**Goal of the exercise**.
Look through the entries that follow and count the lines with the word "true". The reply is that number alone.

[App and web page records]

——

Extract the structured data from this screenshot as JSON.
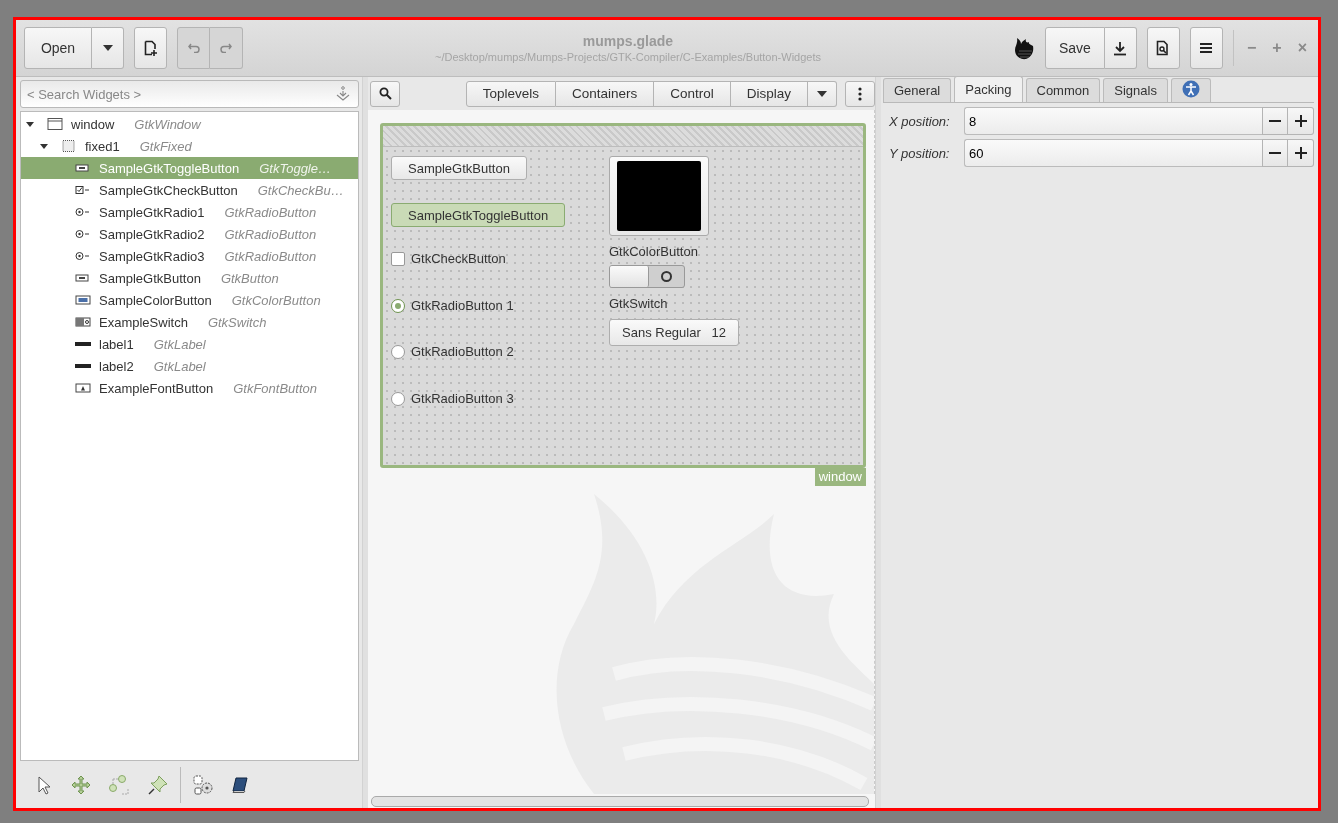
{
  "window": {
    "title": "mumps.glade",
    "subtitle": "~/Desktop/mumps/Mumps-Projects/GTK-Compiler/C-Examples/Button-Widgets",
    "controls": [
      "−",
      "+",
      "×"
    ]
  },
  "header": {
    "open_label": "Open",
    "save_label": "Save"
  },
  "search": {
    "placeholder": "< Search Widgets >"
  },
  "tree": [
    {
      "name": "window",
      "type": "GtkWindow",
      "kind": "window",
      "expanded": true,
      "selected": false,
      "children": [
        {
          "name": "fixed1",
          "type": "GtkFixed",
          "kind": "fixed",
          "expanded": true,
          "selected": false,
          "children": [
            {
              "name": "SampleGtkToggleButton",
              "type": "GtkToggle…",
              "kind": "toggle",
              "selected": true
            },
            {
              "name": "SampleGtkCheckButton",
              "type": "GtkCheckBu…",
              "kind": "check",
              "selected": false
            },
            {
              "name": "SampleGtkRadio1",
              "type": "GtkRadioButton",
              "kind": "radio",
              "selected": false
            },
            {
              "name": "SampleGtkRadio2",
              "type": "GtkRadioButton",
              "kind": "radio",
              "selected": false
            },
            {
              "name": "SampleGtkRadio3",
              "type": "GtkRadioButton",
              "kind": "radio",
              "selected": false
            },
            {
              "name": "SampleGtkButton",
              "type": "GtkButton",
              "kind": "button",
              "selected": false
            },
            {
              "name": "SampleColorButton",
              "type": "GtkColorButton",
              "kind": "color",
              "selected": false
            },
            {
              "name": "ExampleSwitch",
              "type": "GtkSwitch",
              "kind": "switch",
              "selected": false
            },
            {
              "name": "label1",
              "type": "GtkLabel",
              "kind": "label",
              "selected": false
            },
            {
              "name": "label2",
              "type": "GtkLabel",
              "kind": "label",
              "selected": false
            },
            {
              "name": "ExampleFontButton",
              "type": "GtkFontButton",
              "kind": "font",
              "selected": false
            }
          ]
        }
      ]
    }
  ],
  "palette": {
    "groups": [
      "Toplevels",
      "Containers",
      "Control",
      "Display"
    ]
  },
  "canvas": {
    "window_tag": "window",
    "left": [
      {
        "kind": "button",
        "label": "SampleGtkButton"
      },
      {
        "kind": "toggle",
        "label": "SampleGtkToggleButton",
        "active": true
      },
      {
        "kind": "check",
        "label": "GtkCheckButton",
        "checked": false
      },
      {
        "kind": "radio",
        "label": "GtkRadioButton 1",
        "selected": true
      },
      {
        "kind": "radio",
        "label": "GtkRadioButton 2",
        "selected": false
      },
      {
        "kind": "radio",
        "label": "GtkRadioButton 3",
        "selected": false
      }
    ],
    "right": [
      {
        "kind": "color",
        "color": "#000000"
      },
      {
        "kind": "label",
        "label": "GtkColorButton"
      },
      {
        "kind": "switch",
        "on": false
      },
      {
        "kind": "label",
        "label": "GtkSwitch"
      },
      {
        "kind": "font",
        "label": "Sans Regular",
        "size": "12"
      }
    ]
  },
  "properties": {
    "tabs": [
      {
        "kind": "text",
        "label": "General",
        "selected": false
      },
      {
        "kind": "text",
        "label": "Packing",
        "selected": true
      },
      {
        "kind": "text",
        "label": "Common",
        "selected": false
      },
      {
        "kind": "text",
        "label": "Signals",
        "selected": false
      },
      {
        "kind": "accessibility",
        "selected": false
      }
    ],
    "fields": [
      {
        "label": "X position:",
        "value": "8"
      },
      {
        "label": "Y position:",
        "value": "60"
      }
    ]
  }
}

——

**Written answer**.
6